“The money is in the list dude. Everybody knows that. Sign up to my list and I’ll show you.”
Classic IM blogger stuff. You know the type; they publish one blog only and it’s all about teaching people to make money online. Problem is, they only make money from that blog. They think every niche is the same.
Nobody is arguing with them that email is the bomb for make money online niches.
The thing is, the money isn’t in the list for many other niches.
The money is made on the site. Pure and simple. I know; I publish 8 sites. Some make money via email, most make money on the site.
No amount of email copywriting skill can turn all email lists into goldmines.
At best, your list will be an okay source of traffic to new articles. That’s worth it, but it won’t be your bread and butter. Not even gravy. It’s the kumquat garnish (which I’ll eat anyway).
Hey Jon, this is like the 10th time you’ve yammered on about email not being all that in various niches. Enough, already!
I hear ya, but there’s a reason I harp on this and that’s because I listened to the “money is in the list” chorus for way too long.
While you may not believe me, and you have good reason not to, I actually hope this blog helps a person or two along the way.
I’m not saying to avoid building a list. I’m saying that it’s not the be all and end all for all niches and that display ads can be a very good way to monetize.
Do you disagree with me?
You might. Maybe you should. You decide.
Jon runs the place around here. He pontificates about launching and growing online publishing businesses, aka blogs that make a few bucks. His pride and joy is the email newsletter he publishes that’s “the best blogging email newsletter around.”
Hyperbole? Maybe, but go check it out to see what some readers say.

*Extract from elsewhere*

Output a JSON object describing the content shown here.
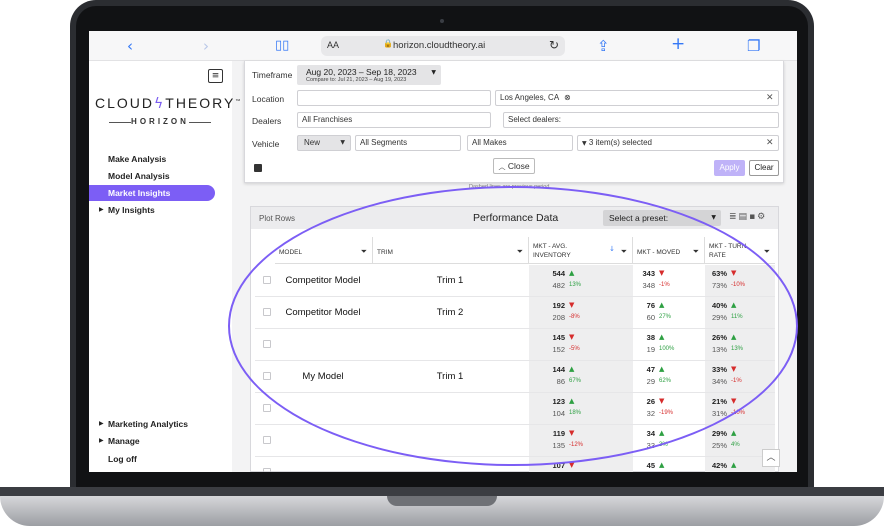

In all seriousness, Jon is the founder and owner of a digital media company that publishes a variety of web properties visited and beloved by millions of readers monthly. Fatstacks is where he shares a glimpse into his digital publishing business.